Want to be kept updated on the local fire? There’s a Facebook page for that.
Need to know what your friends think about a particular issue? There’s a Facebook page for that.
Feel you have to sound off on what some school board, city council or water board member said? The same Facebook page is available.
While there are numerous community pages residents can join to be informed about what’s happening around Santa Clarita (and what people are saying about it), only one has more than 20,000 members: Santa Clarita Community.
“When something comes up, and people want to discuss it, there’s a forum for it,” said Mike Devlin, one of the group administrators.
Here is where people share video and photos, ask for recommendations, create polls, link articles and sound off when somebody angers them with their comments.
It’s where reporters troll for story ideas, people connect with strangers, and candidates announce their fundraisers.
“The goal is to be there,” Devlin said.
And they have been since May 2013. There was an earlier group, SCV Letters to the Editor, in which the administrator kicked off several people, including Lee Rogers, who suggested a new group, Santa Clarita Community.
“We wanted a better version of what we got kicked off of,” Devlin said.
At the time, Facebook group pages were relatively new, and Devlin said nobody realized how big it would become.
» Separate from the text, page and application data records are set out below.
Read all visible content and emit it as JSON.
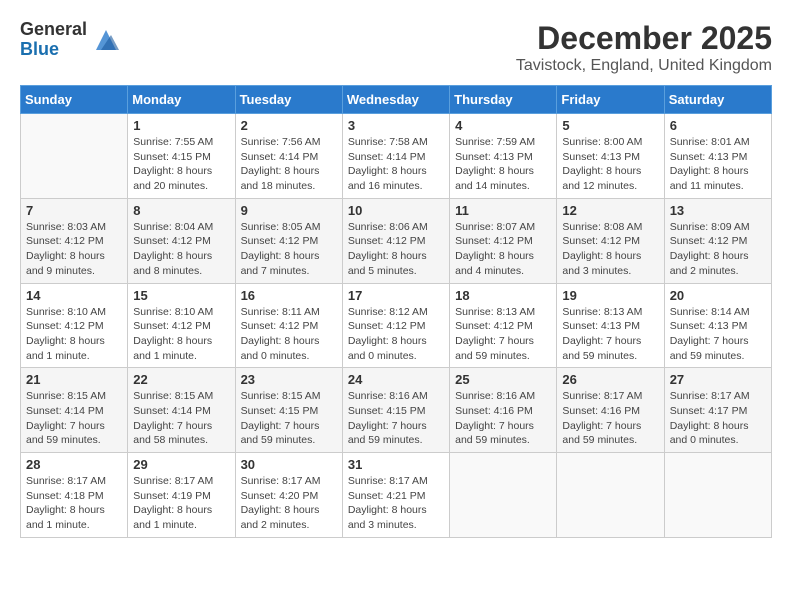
{
  "logo": {
    "general": "General",
    "blue": "Blue"
  },
  "title": "December 2025",
  "location": "Tavistock, England, United Kingdom",
  "days_of_week": [
    "Sunday",
    "Monday",
    "Tuesday",
    "Wednesday",
    "Thursday",
    "Friday",
    "Saturday"
  ],
  "weeks": [
    [
      {
        "day": "",
        "sunrise": "",
        "sunset": "",
        "daylight": ""
      },
      {
        "day": "1",
        "sunrise": "Sunrise: 7:55 AM",
        "sunset": "Sunset: 4:15 PM",
        "daylight": "Daylight: 8 hours and 20 minutes."
      },
      {
        "day": "2",
        "sunrise": "Sunrise: 7:56 AM",
        "sunset": "Sunset: 4:14 PM",
        "daylight": "Daylight: 8 hours and 18 minutes."
      },
      {
        "day": "3",
        "sunrise": "Sunrise: 7:58 AM",
        "sunset": "Sunset: 4:14 PM",
        "daylight": "Daylight: 8 hours and 16 minutes."
      },
      {
        "day": "4",
        "sunrise": "Sunrise: 7:59 AM",
        "sunset": "Sunset: 4:13 PM",
        "daylight": "Daylight: 8 hours and 14 minutes."
      },
      {
        "day": "5",
        "sunrise": "Sunrise: 8:00 AM",
        "sunset": "Sunset: 4:13 PM",
        "daylight": "Daylight: 8 hours and 12 minutes."
      },
      {
        "day": "6",
        "sunrise": "Sunrise: 8:01 AM",
        "sunset": "Sunset: 4:13 PM",
        "daylight": "Daylight: 8 hours and 11 minutes."
      }
    ],
    [
      {
        "day": "7",
        "sunrise": "Sunrise: 8:03 AM",
        "sunset": "Sunset: 4:12 PM",
        "daylight": "Daylight: 8 hours and 9 minutes."
      },
      {
        "day": "8",
        "sunrise": "Sunrise: 8:04 AM",
        "sunset": "Sunset: 4:12 PM",
        "daylight": "Daylight: 8 hours and 8 minutes."
      },
      {
        "day": "9",
        "sunrise": "Sunrise: 8:05 AM",
        "sunset": "Sunset: 4:12 PM",
        "daylight": "Daylight: 8 hours and 7 minutes."
      },
      {
        "day": "10",
        "sunrise": "Sunrise: 8:06 AM",
        "sunset": "Sunset: 4:12 PM",
        "daylight": "Daylight: 8 hours and 5 minutes."
      },
      {
        "day": "11",
        "sunrise": "Sunrise: 8:07 AM",
        "sunset": "Sunset: 4:12 PM",
        "daylight": "Daylight: 8 hours and 4 minutes."
      },
      {
        "day": "12",
        "sunrise": "Sunrise: 8:08 AM",
        "sunset": "Sunset: 4:12 PM",
        "daylight": "Daylight: 8 hours and 3 minutes."
      },
      {
        "day": "13",
        "sunrise": "Sunrise: 8:09 AM",
        "sunset": "Sunset: 4:12 PM",
        "daylight": "Daylight: 8 hours and 2 minutes."
      }
    ],
    [
      {
        "day": "14",
        "sunrise": "Sunrise: 8:10 AM",
        "sunset": "Sunset: 4:12 PM",
        "daylight": "Daylight: 8 hours and 1 minute."
      },
      {
        "day": "15",
        "sunrise": "Sunrise: 8:10 AM",
        "sunset": "Sunset: 4:12 PM",
        "daylight": "Daylight: 8 hours and 1 minute."
      },
      {
        "day": "16",
        "sunrise": "Sunrise: 8:11 AM",
        "sunset": "Sunset: 4:12 PM",
        "daylight": "Daylight: 8 hours and 0 minutes."
      },
      {
        "day": "17",
        "sunrise": "Sunrise: 8:12 AM",
        "sunset": "Sunset: 4:12 PM",
        "daylight": "Daylight: 8 hours and 0 minutes."
      },
      {
        "day": "18",
        "sunrise": "Sunrise: 8:13 AM",
        "sunset": "Sunset: 4:12 PM",
        "daylight": "Daylight: 7 hours and 59 minutes."
      },
      {
        "day": "19",
        "sunrise": "Sunrise: 8:13 AM",
        "sunset": "Sunset: 4:13 PM",
        "daylight": "Daylight: 7 hours and 59 minutes."
      },
      {
        "day": "20",
        "sunrise": "Sunrise: 8:14 AM",
        "sunset": "Sunset: 4:13 PM",
        "daylight": "Daylight: 7 hours and 59 minutes."
      }
    ],
    [
      {
        "day": "21",
        "sunrise": "Sunrise: 8:15 AM",
        "sunset": "Sunset: 4:14 PM",
        "daylight": "Daylight: 7 hours and 59 minutes."
      },
      {
        "day": "22",
        "sunrise": "Sunrise: 8:15 AM",
        "sunset": "Sunset: 4:14 PM",
        "daylight": "Daylight: 7 hours and 58 minutes."
      },
      {
        "day": "23",
        "sunrise": "Sunrise: 8:15 AM",
        "sunset": "Sunset: 4:15 PM",
        "daylight": "Daylight: 7 hours and 59 minutes."
      },
      {
        "day": "24",
        "sunrise": "Sunrise: 8:16 AM",
        "sunset": "Sunset: 4:15 PM",
        "daylight": "Daylight: 7 hours and 59 minutes."
      },
      {
        "day": "25",
        "sunrise": "Sunrise: 8:16 AM",
        "sunset": "Sunset: 4:16 PM",
        "daylight": "Daylight: 7 hours and 59 minutes."
      },
      {
        "day": "26",
        "sunrise": "Sunrise: 8:17 AM",
        "sunset": "Sunset: 4:16 PM",
        "daylight": "Daylight: 7 hours and 59 minutes."
      },
      {
        "day": "27",
        "sunrise": "Sunrise: 8:17 AM",
        "sunset": "Sunset: 4:17 PM",
        "daylight": "Daylight: 8 hours and 0 minutes."
      }
    ],
    [
      {
        "day": "28",
        "sunrise": "Sunrise: 8:17 AM",
        "sunset": "Sunset: 4:18 PM",
        "daylight": "Daylight: 8 hours and 1 minute."
      },
      {
        "day": "29",
        "sunrise": "Sunrise: 8:17 AM",
        "sunset": "Sunset: 4:19 PM",
        "daylight": "Daylight: 8 hours and 1 minute."
      },
      {
        "day": "30",
        "sunrise": "Sunrise: 8:17 AM",
        "sunset": "Sunset: 4:20 PM",
        "daylight": "Daylight: 8 hours and 2 minutes."
      },
      {
        "day": "31",
        "sunrise": "Sunrise: 8:17 AM",
        "sunset": "Sunset: 4:21 PM",
        "daylight": "Daylight: 8 hours and 3 minutes."
      },
      {
        "day": "",
        "sunrise": "",
        "sunset": "",
        "daylight": ""
      },
      {
        "day": "",
        "sunrise": "",
        "sunset": "",
        "daylight": ""
      },
      {
        "day": "",
        "sunrise": "",
        "sunset": "",
        "daylight": ""
      }
    ]
  ]
}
An early clue was the number of comments they got when the Saugus Union School District censured then-board-member Stephen Winkler for posting online comments people found inappropriate, then removed him because he violated residency requirements.
Another hot-button issue was Measure S, the digital billboard issue. So was the 2014 city council race and the House race between Steve Knight and Tony Strickland (Devlin said that once upon a time, Knight actually posted in the group. “It was a different time,” he said).
Like any group, the administrators have rules. The original ones included no in-search-of or recommendation posts, no spam or fake names, no personal attacks; and topics must be local Monday through Thursday but anything goes on the weekends. Also, members had to have some tie to the area.
Some of those rules still exist, but Devlin said it can be tough to enforce. ISO and recommendations were easily found (a violation of rule 4, although the rule says that if it’s unique, it might be allowed), and members personally insult and shame each other (rules 2 and 5). Devlin said this is the price that’s paid for having so many members. Of the one third of posts not allowed, most violate the ISO or personal-attack rules.
“The destruction of the other person is your main objective if you’re online. That catches us off guard. We’d rather people find a way to get along,” Devlin said. “It comes and goes with the issue. … You have to commit to being in the fray and taking on all comers, or not at all.”
The most important thing, Devlin said, is to have polite discussions. In fact, to him, the conversation is more important than the outcome.
“We have a really good thing going,” he said. “We’re not trying to drive it in a particular way.”